Cisco Systems, Freescale and other tech vendors are creating an industry consortium aimed at driving the development of 2.5 and 5 Gigabit Ethernet technologies to help enterprises deal with the rapidly growing amount of wireless traffic running over their networks. The founders of the NBASE-T Alliance—which also include semiconductor firms Aquantia and Xilinx—want to push the industry to develop more multi-Gigabit technologies than can run over the cabling that many enterprises adopted for their 1 GbE networks. Businesses are seeing an increasing amount of wireless traffic hitting their networks, due in large part to such trends as the growth in the number of mobile devices and the rise of mobile computing, as well as video becoming a larger part of the network traffic.

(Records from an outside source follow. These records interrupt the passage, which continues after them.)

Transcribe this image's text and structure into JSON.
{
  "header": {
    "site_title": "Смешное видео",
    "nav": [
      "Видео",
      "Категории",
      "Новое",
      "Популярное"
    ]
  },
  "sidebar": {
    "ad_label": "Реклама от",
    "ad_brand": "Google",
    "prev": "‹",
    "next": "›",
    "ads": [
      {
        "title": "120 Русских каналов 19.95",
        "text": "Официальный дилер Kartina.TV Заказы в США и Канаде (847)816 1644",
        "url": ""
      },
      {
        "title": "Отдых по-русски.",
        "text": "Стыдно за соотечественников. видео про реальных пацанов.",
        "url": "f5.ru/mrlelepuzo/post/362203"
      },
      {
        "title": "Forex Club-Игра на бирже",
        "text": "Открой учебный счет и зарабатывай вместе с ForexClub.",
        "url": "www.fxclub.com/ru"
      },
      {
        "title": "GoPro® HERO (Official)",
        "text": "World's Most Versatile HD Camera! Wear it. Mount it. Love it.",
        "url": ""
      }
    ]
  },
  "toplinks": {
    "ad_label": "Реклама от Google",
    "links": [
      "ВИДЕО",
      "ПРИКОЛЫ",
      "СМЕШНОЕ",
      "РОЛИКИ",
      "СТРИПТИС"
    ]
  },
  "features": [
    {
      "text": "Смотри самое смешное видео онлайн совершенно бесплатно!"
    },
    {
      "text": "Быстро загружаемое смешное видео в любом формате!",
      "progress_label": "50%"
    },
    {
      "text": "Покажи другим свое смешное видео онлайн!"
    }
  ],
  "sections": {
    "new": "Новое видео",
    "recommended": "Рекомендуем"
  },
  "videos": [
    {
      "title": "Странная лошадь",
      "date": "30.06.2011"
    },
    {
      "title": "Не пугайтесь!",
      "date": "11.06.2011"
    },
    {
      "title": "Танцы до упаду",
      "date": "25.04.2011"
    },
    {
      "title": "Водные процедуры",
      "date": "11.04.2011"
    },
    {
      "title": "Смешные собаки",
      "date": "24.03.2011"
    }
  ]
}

Cisco officials expect that by 2018, the amount of mobile data traffic worldwide will hit more than 30 exabytes per month, and that about 52 percent of the traffic will come from cellular networks, as carriers look to offload traffic onto WiFi networks. The 802.11ac WiFi standard was created to deal with the increase, and the 802.11ac Wave 2 access points will push data rates beyond 1 GbE. However, many businesses still have Category 5e and Category 6 twisted-pair copper cables connecting such access points that can’t support those speeds, which means enterprises need a way to increase the data rates of their existing networks. “The NBASE-T alliance is addressing one of the top networking challenges of today—speed in the access layer,” Chris Spain, vice president of product management at Cisco, said in a statement. “The industry is moving to the next generation of 802.11ac—Wave 2 with theoretical data rates of up to 6.9 Gbps and actual aggregated bandwidth of up to 5 Gbps. A 1 Gbps link between the access point and switch is not sufficient.” The consortium wants to enable businesses to increase the speed of their networks over Ethernet’s standard distance of 100 meters without having to upgrade the cabling they already are using, Spain said. By enabling 2.5GbE and 5GbE speeds on these legacy networks, the alliance members hope to help businesses extend the life of the cabling they already have in place. Do you know all about the Ethernet? Take our quiz.